When we are in a state of heightened anxiety, fear, or confusion our breath shortens and becomes more shallow. You don’t have to be in an uncomfortable state for your thoughts to affect the depth and quality of your breath. Sometimes simply thinking intensely about any subject can cause us to shorten or even hold our breath. Meditative sitting is perhaps the best way to begin to experience this relationship. Find a quiet place and take a seat that is comfortable. If you are not used to sitting cross legged on the floor then give yourself some support. Elevate your hips by sitting on a yoga block or a cushion. Support your back against a wall or if necessary sit in a chair with both feet touching the ground. This practice is most effective if you are in an upright position. Reclining is not encouraged. Once you’ve found your seat, close your eyes and observe your natural breath in and out of your nose. Assigning descriptive words to the quality of your breath isn’t necessary. Simply watch your breath as it enters and exits your body through your nose. Your minds natural state is one of thinking. Thoughts will arise from all corners of your mind. The objective is not to stop your thoughts, but to notice them and the space between them. When a thought arises, simply label it “thinking” and return to watching your breath. The more you practice this the easier it becomes. Understanding comes from participation. Proficiency is born of practice.

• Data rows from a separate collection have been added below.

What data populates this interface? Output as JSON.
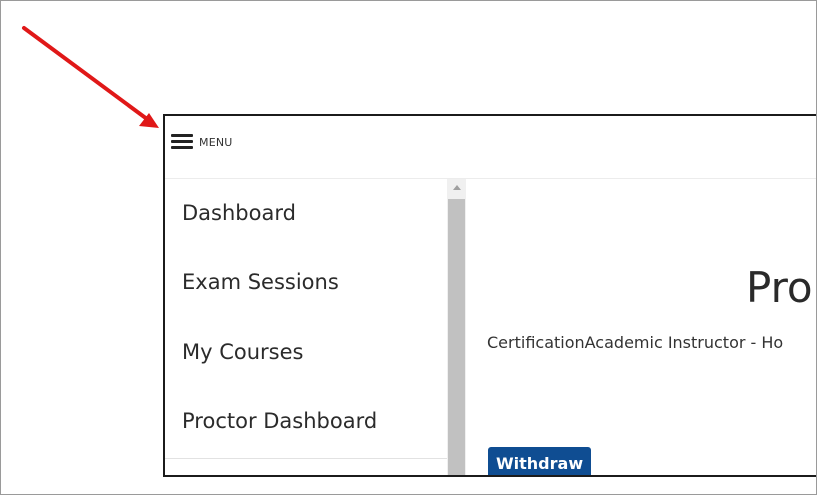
{
  "menu": {
    "label": "MENU"
  },
  "sidebar": {
    "items": [
      {
        "label": "Dashboard"
      },
      {
        "label": "Exam Sessions"
      },
      {
        "label": "My Courses"
      },
      {
        "label": "Proctor Dashboard"
      }
    ]
  },
  "main": {
    "title": "Pro",
    "subtitle": "CertificationAcademic Instructor - Ho",
    "withdraw_label": "Withdraw"
  },
  "annotation": {
    "arrow_color": "#e01818"
  },
  "colors": {
    "primary_button": "#0f4d92",
    "scroll_thumb": "#c1c1c1"
  }
}
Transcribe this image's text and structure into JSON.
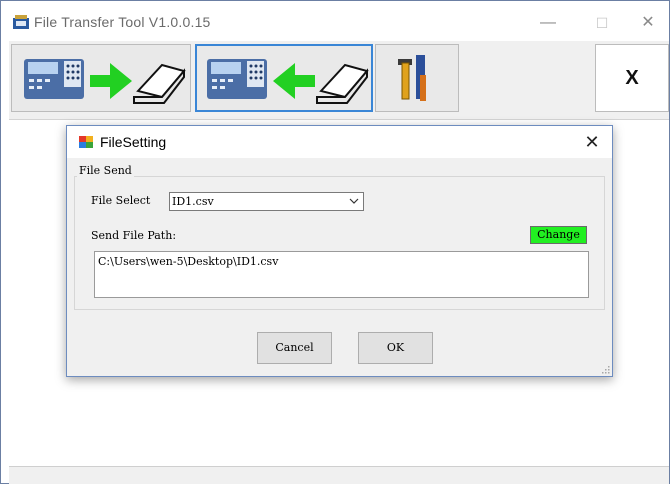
{
  "window": {
    "title": "File Transfer Tool  V1.0.0.15",
    "controls": {
      "minimize": "—",
      "maximize": "☐",
      "close": "✕"
    }
  },
  "toolbar": {
    "send_button_icon": "scale-arrow-right-laptop-icon",
    "receive_button_icon": "scale-arrow-left-laptop-icon",
    "settings_button_icon": "tools-icon",
    "exit_label": "X"
  },
  "dialog": {
    "title": "FileSetting",
    "close_glyph": "✕",
    "group_label": "File Send",
    "file_select_label": "File Select",
    "file_select_value": "ID1.csv",
    "send_path_label": "Send File Path:",
    "change_label": "Change",
    "path_value": "C:\\Users\\wen-5\\Desktop\\ID1.csv",
    "cancel_label": "Cancel",
    "ok_label": "OK"
  },
  "colors": {
    "change_button": "#21f021",
    "active_border": "#3a86d6",
    "arrow_green": "#22d022"
  }
}
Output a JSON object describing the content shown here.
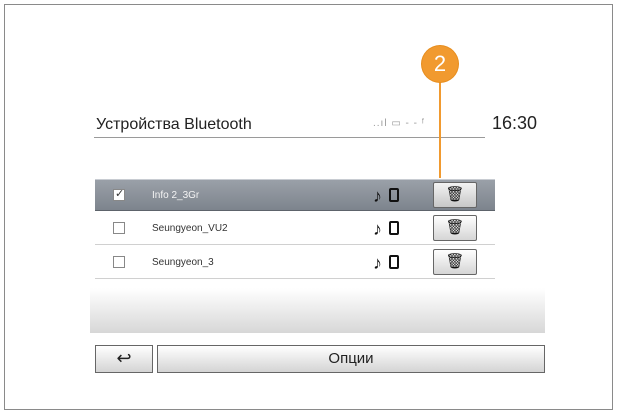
{
  "header": {
    "title": "Устройства Bluetooth",
    "status": "..ıl ▭ - - ᶠ",
    "clock": "16:30"
  },
  "devices": [
    {
      "name": "Info 2_3Gr",
      "checked": true
    },
    {
      "name": "Seungyeon_VU2",
      "checked": false
    },
    {
      "name": "Seungyeon_3",
      "checked": false
    }
  ],
  "icons": {
    "music": "♪",
    "trash": "🗑",
    "back": "↩"
  },
  "footer": {
    "options": "Опции"
  },
  "callout": "2",
  "colors": {
    "callout": "#f19a2f",
    "selected": "#8c939c"
  }
}
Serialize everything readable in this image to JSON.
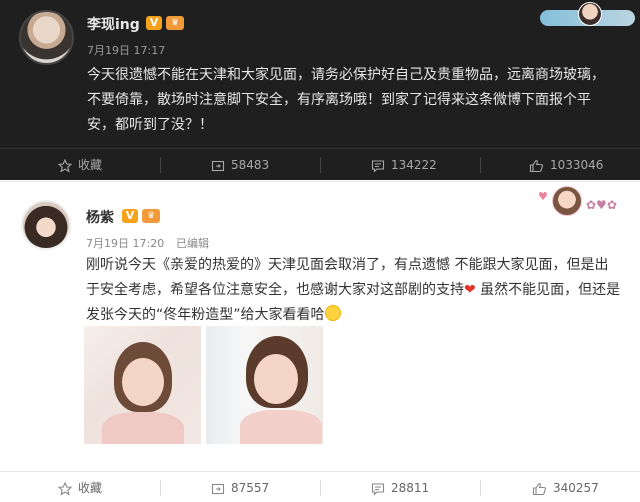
{
  "posts": [
    {
      "author": "李现ing",
      "verified_badge": "V",
      "time": "7月19日 17:17",
      "text": "今天很遗憾不能在天津和大家见面，请务必保护好自己及贵重物品，远离商场玻璃，不要倚靠，散场时注意脚下安全，有序离场哦！到家了记得来这条微博下面报个平安，都听到了没？！",
      "actions": {
        "favorite": "收藏",
        "repost": "58483",
        "comment": "134222",
        "like": "1033046"
      },
      "theme": {
        "background": "#1f1f1f",
        "text": "#e6e6e6"
      }
    },
    {
      "author": "杨紫",
      "verified_badge": "V",
      "time": "7月19日 17:20",
      "edited": "已编辑",
      "text_part1": "刚听说今天《亲爱的热爱的》天津见面会取消了，有点遗憾 不能跟大家见面，但是出于安全考虑，希望各位注意安全，也感谢大家对这部剧的支持",
      "text_part2": " 虽然不能见面，但还是发张今天的“佟年粉造型”给大家看看哈",
      "actions": {
        "favorite": "收藏",
        "repost": "87557",
        "comment": "28811",
        "like": "340257"
      },
      "theme": {
        "background": "#ffffff",
        "text": "#333333"
      }
    }
  ],
  "icons": {
    "favorite": "star-outline-icon",
    "repost": "repost-icon",
    "comment": "comment-icon",
    "like": "thumbs-up-icon"
  }
}
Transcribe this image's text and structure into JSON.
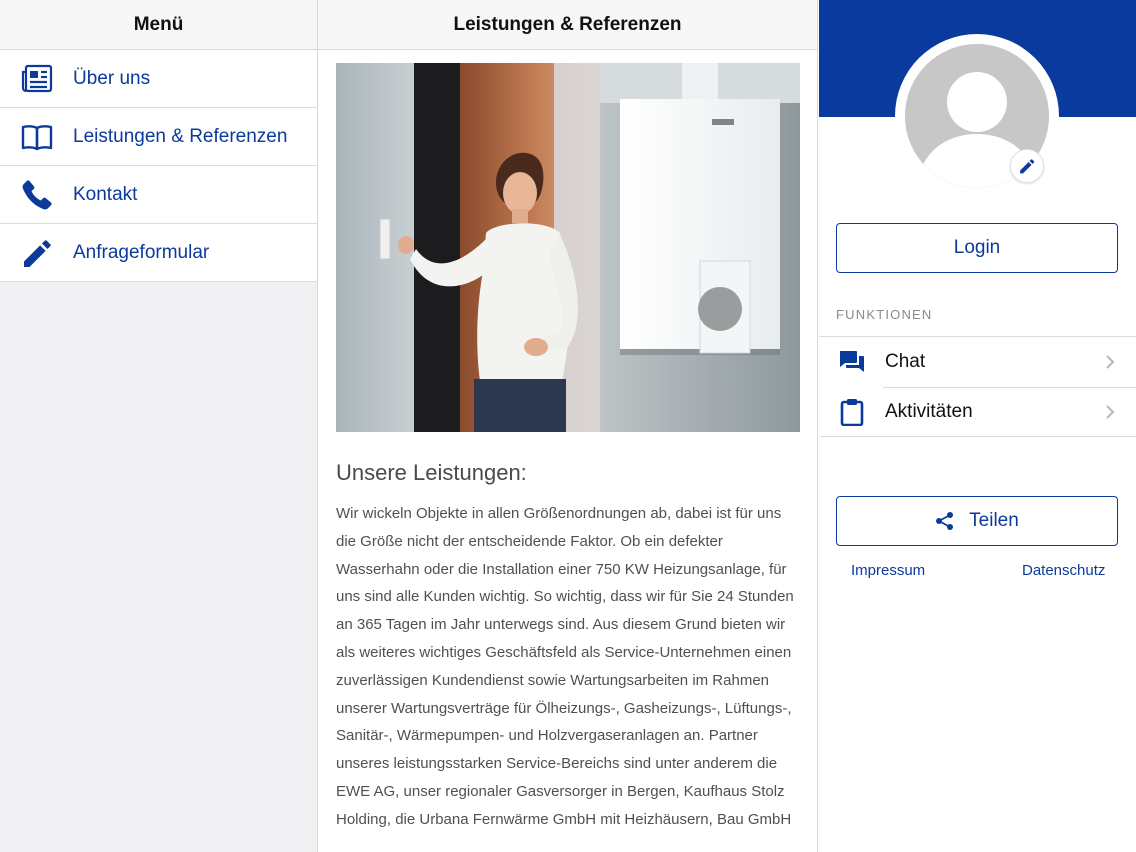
{
  "menu": {
    "title": "Menü",
    "items": [
      {
        "label": "Über uns",
        "icon": "newspaper-icon"
      },
      {
        "label": "Leistungen & Referenzen",
        "icon": "book-icon"
      },
      {
        "label": "Kontakt",
        "icon": "phone-icon"
      },
      {
        "label": "Anfrageformular",
        "icon": "pencil-icon"
      }
    ]
  },
  "content": {
    "title": "Leistungen & Referenzen",
    "heading": "Unsere Leistungen:",
    "body": "Wir wickeln Objekte in allen Größenordnungen ab, dabei ist für uns die Größe nicht der entscheidende Faktor. Ob ein defekter Wasserhahn oder die Installation einer 750 KW Heizungsanlage, für uns sind alle Kunden wichtig. So wichtig, dass wir für Sie 24 Stunden an 365 Tagen im Jahr unterwegs sind. Aus diesem Grund bieten wir als weiteres wichtiges Geschäftsfeld als Service-Unternehmen einen zuverlässigen Kundendienst sowie Wartungsarbeiten im Rahmen unserer Wartungsverträge für Ölheizungs-, Gasheizungs-, Lüftungs-, Sanitär-, Wärmepumpen- und Holzvergaseranlagen an. Partner unseres leistungsstarken Service-Bereichs sind unter anderem die EWE AG, unser regionaler Gasversorger in Bergen, Kaufhaus Stolz Holding, die Urbana Fernwärme GmbH mit Heizhäusern, Bau GmbH"
  },
  "profile": {
    "login_label": "Login",
    "section_label": "FUNKTIONEN",
    "functions": [
      {
        "label": "Chat",
        "icon": "chat-icon"
      },
      {
        "label": "Aktivitäten",
        "icon": "clipboard-icon"
      }
    ],
    "share_label": "Teilen",
    "impressum": "Impressum",
    "datenschutz": "Datenschutz"
  },
  "colors": {
    "brand_blue": "#0a3a9e",
    "link_blue": "#0b3a9c"
  }
}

9) Notice how your thoughts affect your body.
This can be done as a part of the sitting practice, but can also be practiced anywhere, anytime. Our minds, bodies and spirits do not operate independently of each other. Each is connected to the other in both subtle and gross ways. This is most often experienced when we are sick or injured. When our body is not operating at it’s best, it can contribute to reduced self esteem and melancholy. Likewise, when we brood over an experience or circumstance our feelings of vitality and happiness are compromised. Our minds and thought patterns also have an affect on our physical bodies. Next time you have a negative thought, stop, pause and scan your body for tension or muscular tightening. Does an argument with a loved one create tension in your belly? Do feeling of depression or vulnerability lead to compression in the center of your chest? Do worries about work or frets over a decision create subtle tension in your solar plexus or wreak havoc on your digestion? Over time these slight compressions in our physical bodies create resistance to the flow of oxygen and prana (life force) contributing to reduced flexibility, mental blocks, false images of ourselves and physical illness. Getting in touch with how your body responds to your thoughts, can serve to break this chain and help us stay open, balanced and quiet in the midst of challenging circumstances and relationships.
10) Find what you love to do. Do that thing.

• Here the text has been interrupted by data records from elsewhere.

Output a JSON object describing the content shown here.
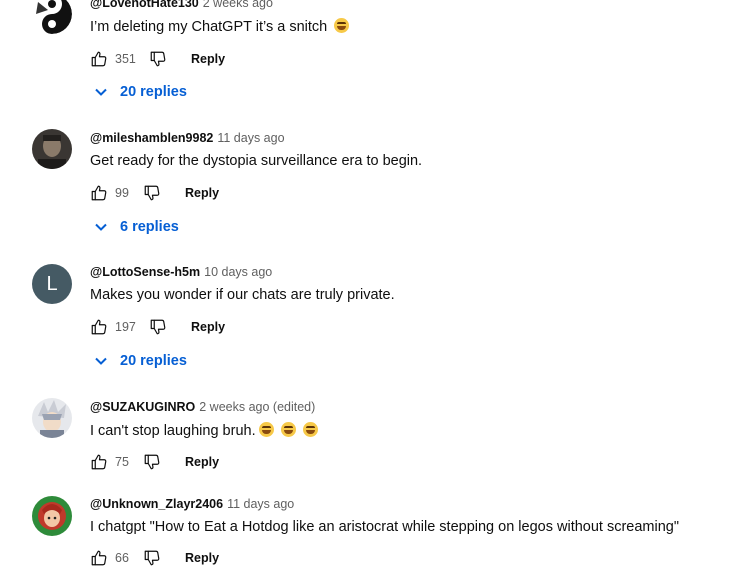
{
  "reply_label": "Reply",
  "comments": [
    {
      "author": "@LovenotHate130",
      "time": "2 weeks ago",
      "text": "I’m deleting my ChatGPT it’s a snitch",
      "emoji": [
        "laughing-emoji"
      ],
      "likes": "351",
      "replies": "20 replies",
      "avatar": {
        "type": "image",
        "description": "black-white-swirl",
        "colors": [
          "#111111",
          "#ffffff"
        ]
      }
    },
    {
      "author": "@mileshamblen9982",
      "time": "11 days ago",
      "text": "Get ready for the dystopia surveillance era to begin.",
      "likes": "99",
      "replies": "6 replies",
      "avatar": {
        "type": "image",
        "colors": [
          "#3a3633",
          "#8a7a6a"
        ]
      }
    },
    {
      "author": "@LottoSense-h5m",
      "time": "10 days ago",
      "text": "Makes you wonder if our chats are truly private.",
      "likes": "197",
      "replies": "20 replies",
      "avatar": {
        "type": "letter",
        "letter": "L",
        "bg": "#455a64",
        "fg": "#ffffff"
      }
    },
    {
      "author": "@SUZAKUGINRO",
      "time": "2 weeks ago (edited)",
      "text": "I can't stop laughing bruh.",
      "emoji": [
        "laughing-emoji",
        "laughing-emoji",
        "laughing-emoji"
      ],
      "likes": "75",
      "avatar": {
        "type": "image",
        "colors": [
          "#c9ccd4",
          "#7a8496"
        ]
      }
    },
    {
      "author": "@Unknown_Zlayr2406",
      "time": "11 days ago",
      "text": "I chatgpt \"How to Eat a Hotdog like an aristocrat while stepping on legos without screaming\"",
      "likes": "66",
      "avatar": {
        "type": "image",
        "colors": [
          "#2e8b3a",
          "#c0392b"
        ]
      }
    }
  ],
  "colors": {
    "link": "#065fd4",
    "secondary": "#606060",
    "primary": "#0f0f0f"
  }
}
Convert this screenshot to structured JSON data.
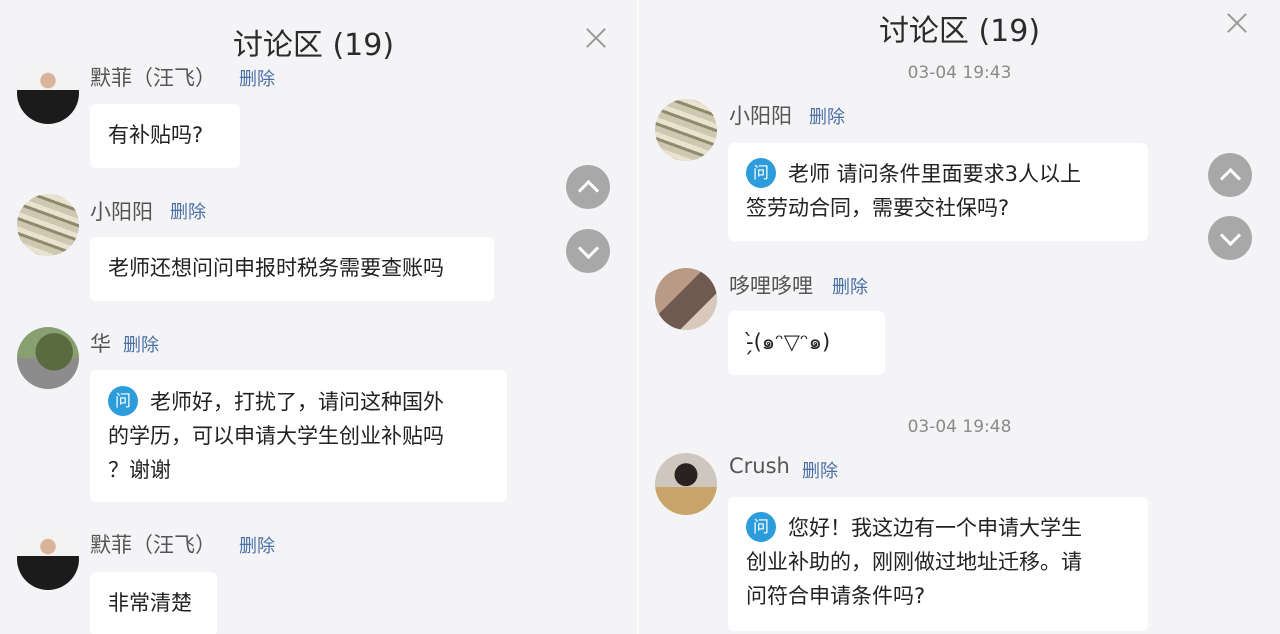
{
  "left": {
    "title": "讨论区 (19)",
    "messages": [
      {
        "user": "默菲（汪飞）",
        "delete": "删除",
        "text": "有补贴吗?"
      },
      {
        "user": "小阳阳",
        "delete": "删除",
        "text": "老师还想问问申报时税务需要查账吗"
      },
      {
        "user": "华",
        "delete": "删除",
        "badge": "问",
        "lines": [
          "老师好，打扰了，请问这种国外",
          "的学历，可以申请大学生创业补贴吗",
          "？谢谢"
        ]
      },
      {
        "user": "默菲（汪飞）",
        "delete": "删除",
        "text": "非常清楚"
      }
    ]
  },
  "right": {
    "title": "讨论区 (19)",
    "times": [
      "03-04 19:43",
      "03-04 19:48"
    ],
    "messages": [
      {
        "user": "小阳阳",
        "delete": "删除",
        "badge": "问",
        "lines": [
          "老师 请问条件里面要求3人以上",
          "签劳动合同，需要交社保吗?"
        ]
      },
      {
        "user": "哆哩哆哩",
        "delete": "删除",
        "text": "-̗̀(๑ᵔ▽ᵔ๑)"
      },
      {
        "user": "Crush",
        "delete": "删除",
        "badge": "问",
        "lines": [
          "您好！我这边有一个申请大学生",
          "创业补助的，刚刚做过地址迁移。请",
          "问符合申请条件吗?"
        ]
      }
    ]
  },
  "icons": {
    "close": "close-icon",
    "up": "chevron-up-icon",
    "down": "chevron-down-icon"
  },
  "colors": {
    "badge": "#2d9cdb",
    "delete_link": "#4a6fa5",
    "background": "#f4f4f6"
  }
}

Whether it is making music or another form of art, preparing food, dancing, playing sport, performing, making discoveries, or any other activity; if you have not found that thing you love to do then let your first priority be to find it. Nothing compares to the blissful experience of engaging in something you love or sharing your unique skill or talent. Your most joyful activities are direct links to your inner most sense of quiet and ease, joy, love, and peace.
Some of the benefits I’ve noticed from these practices are: greater confidence and clarity in decision making, less anxiety and worry, fewer negative critiques of myself, better listening skills, calmer and more thoughtful responses to challenging experiences, more of an inclination to seek out quiet within and without. Give these steps a try and let me know how they work for you.